There appears to be a British musical thread running through Blinded, that harkens back to the trip-hop and ambient production of the nineties. Is music of that era popular within the band and at all influential on the sound?

‘Without wanting to sound like we don’t take care, which we definitely do, nothing we really do is too intended. The influences on the members of the band are vastly different from stuff like 90’s hip-hop to The Smiths but there are inevitable crossovers and somewhere on the venn diagram sits stuff like Portishead, Zero 7, Bonobo etc. I guess we just end up making what we make. We always work on the idea that if it sounds good and gives you that feeling then you pursue it. It just so happens it comes out like it does.’

You’re based in Hull, which was of course the UK city of culture last year. Was the impact of the scheme beneficial to artists like yourselves and recognisable within Hull’s music scene?

‘Personally the CoC was not directly beneficial to us. What I mean is that we didn’t get involved in any projects directly and it felt at times that getting through to people in charge of making certain decisions was difficult. That said, it has been a massive positive force in the city even prior to 2017 and as time wore on into the year the enthusiasm soared and the music scene was totally buzzing. Several acts, for want of a better phrase, broke through and I’m sure that was in part to the CoC scheme. The other positive aspect was that a lot of the media outlets were more focused on Hull for that year so it felt easier to get heard, get featured and make contacts.’

What pieces of gear are most crucial to a Broken Orchestra live set?

‘Everything is crucial and I really feel we all bring something quite important. We currently run a setup that includes samplers, guitar, bass, rhodes, cymbal and percussion. Tom has a great range of guitar pedals from Big Sky, Hudson etc. Some of the things they can do are great and really add some versatility and ambience to the set up. The other main important aspect is the sampler as it really helps us to convey our use of chopped sounds and loops within the live set up. It would have been easy to work in a more organic way for the live stuff but we felt it was more important to still show the way in which the tracks were originally created, chopped and edited albeit from original recordings.’

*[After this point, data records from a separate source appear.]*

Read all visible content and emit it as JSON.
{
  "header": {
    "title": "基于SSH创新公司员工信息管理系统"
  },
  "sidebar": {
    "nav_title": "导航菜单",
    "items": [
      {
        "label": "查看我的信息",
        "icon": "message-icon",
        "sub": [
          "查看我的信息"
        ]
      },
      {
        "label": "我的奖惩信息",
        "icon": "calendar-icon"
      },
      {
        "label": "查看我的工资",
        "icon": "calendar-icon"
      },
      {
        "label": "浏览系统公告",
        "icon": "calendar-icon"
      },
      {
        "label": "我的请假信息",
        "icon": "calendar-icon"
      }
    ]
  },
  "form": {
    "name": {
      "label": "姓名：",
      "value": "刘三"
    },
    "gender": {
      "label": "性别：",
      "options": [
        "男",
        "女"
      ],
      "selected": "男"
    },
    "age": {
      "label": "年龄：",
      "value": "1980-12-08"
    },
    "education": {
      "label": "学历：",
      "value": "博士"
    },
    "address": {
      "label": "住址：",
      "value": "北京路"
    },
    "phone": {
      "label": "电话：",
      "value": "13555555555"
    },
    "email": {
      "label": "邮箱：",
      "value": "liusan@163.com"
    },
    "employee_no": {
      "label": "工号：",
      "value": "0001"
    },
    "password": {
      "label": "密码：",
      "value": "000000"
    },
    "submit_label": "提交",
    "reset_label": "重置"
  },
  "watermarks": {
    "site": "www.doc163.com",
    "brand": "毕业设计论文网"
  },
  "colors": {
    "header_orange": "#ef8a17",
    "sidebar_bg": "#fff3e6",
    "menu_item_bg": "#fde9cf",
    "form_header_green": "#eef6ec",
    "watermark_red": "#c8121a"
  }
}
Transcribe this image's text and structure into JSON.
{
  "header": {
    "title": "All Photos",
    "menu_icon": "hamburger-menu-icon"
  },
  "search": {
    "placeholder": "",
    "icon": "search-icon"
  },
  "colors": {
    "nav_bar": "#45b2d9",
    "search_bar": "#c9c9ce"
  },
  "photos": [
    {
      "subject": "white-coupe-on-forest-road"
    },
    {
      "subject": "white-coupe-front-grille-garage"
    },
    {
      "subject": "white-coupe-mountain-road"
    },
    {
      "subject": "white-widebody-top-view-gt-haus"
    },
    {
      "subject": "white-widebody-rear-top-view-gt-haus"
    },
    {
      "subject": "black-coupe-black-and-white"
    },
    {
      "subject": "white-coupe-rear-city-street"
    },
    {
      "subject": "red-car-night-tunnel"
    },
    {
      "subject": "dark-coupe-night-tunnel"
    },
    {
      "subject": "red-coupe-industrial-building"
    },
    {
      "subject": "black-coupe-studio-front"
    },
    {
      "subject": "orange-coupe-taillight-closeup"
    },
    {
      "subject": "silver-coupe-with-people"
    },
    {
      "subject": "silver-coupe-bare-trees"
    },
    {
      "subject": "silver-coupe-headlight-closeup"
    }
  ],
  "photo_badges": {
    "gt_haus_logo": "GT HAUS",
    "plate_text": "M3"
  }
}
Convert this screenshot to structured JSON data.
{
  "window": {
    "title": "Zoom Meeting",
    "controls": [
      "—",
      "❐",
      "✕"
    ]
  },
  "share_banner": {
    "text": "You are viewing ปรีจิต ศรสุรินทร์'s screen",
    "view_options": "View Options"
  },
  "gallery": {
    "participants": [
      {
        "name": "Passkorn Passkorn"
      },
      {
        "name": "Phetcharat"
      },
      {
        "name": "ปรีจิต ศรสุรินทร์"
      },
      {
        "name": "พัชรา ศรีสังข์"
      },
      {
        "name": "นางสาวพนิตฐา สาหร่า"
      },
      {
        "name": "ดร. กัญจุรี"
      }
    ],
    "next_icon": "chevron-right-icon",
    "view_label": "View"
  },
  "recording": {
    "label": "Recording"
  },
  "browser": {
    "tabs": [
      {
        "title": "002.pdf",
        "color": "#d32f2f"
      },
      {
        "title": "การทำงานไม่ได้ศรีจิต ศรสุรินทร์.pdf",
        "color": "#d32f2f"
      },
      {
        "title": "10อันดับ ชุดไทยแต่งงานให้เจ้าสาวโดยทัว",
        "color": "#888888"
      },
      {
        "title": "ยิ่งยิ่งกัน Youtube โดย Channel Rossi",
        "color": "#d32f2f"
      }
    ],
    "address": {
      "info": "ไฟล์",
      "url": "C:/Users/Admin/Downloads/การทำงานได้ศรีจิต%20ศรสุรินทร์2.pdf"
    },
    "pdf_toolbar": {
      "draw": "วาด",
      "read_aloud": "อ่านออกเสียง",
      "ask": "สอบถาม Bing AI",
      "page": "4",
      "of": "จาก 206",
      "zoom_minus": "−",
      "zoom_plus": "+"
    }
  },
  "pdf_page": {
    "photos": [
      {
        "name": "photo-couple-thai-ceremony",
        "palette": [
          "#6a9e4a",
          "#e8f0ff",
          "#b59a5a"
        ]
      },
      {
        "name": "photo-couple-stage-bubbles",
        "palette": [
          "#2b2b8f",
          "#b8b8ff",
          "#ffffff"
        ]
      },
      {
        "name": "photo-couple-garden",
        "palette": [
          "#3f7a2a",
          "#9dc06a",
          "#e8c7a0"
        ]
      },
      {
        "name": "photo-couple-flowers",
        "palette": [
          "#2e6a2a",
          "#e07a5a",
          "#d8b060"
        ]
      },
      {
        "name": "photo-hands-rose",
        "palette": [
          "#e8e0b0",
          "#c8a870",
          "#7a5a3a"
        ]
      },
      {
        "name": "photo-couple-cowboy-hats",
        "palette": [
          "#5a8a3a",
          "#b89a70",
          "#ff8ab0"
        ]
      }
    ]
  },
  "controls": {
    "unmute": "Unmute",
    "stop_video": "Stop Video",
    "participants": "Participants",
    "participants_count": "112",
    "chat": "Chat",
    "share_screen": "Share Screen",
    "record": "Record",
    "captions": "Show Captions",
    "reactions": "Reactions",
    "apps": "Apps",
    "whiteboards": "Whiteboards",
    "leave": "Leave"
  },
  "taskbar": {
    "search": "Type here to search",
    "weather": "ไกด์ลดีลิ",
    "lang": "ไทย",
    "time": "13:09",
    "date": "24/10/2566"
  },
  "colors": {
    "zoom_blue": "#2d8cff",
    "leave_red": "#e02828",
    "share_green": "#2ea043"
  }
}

What can the audience expect from next month’s show? Have you any new material to road test, any one off jams or ideas you’re thinking of running down?

‘In terms of what to expect from us from next month’s show hopefully you can expect a solid, tight, well-rehearsed representation of our recorded music. We’ll be playing a 30 minute set featuring material from the last few years and including stuff from our latest EP Blinded. We’re really excited to be playing Band on the Wall, it’s definitely one of the highlights from our summer run of shows.’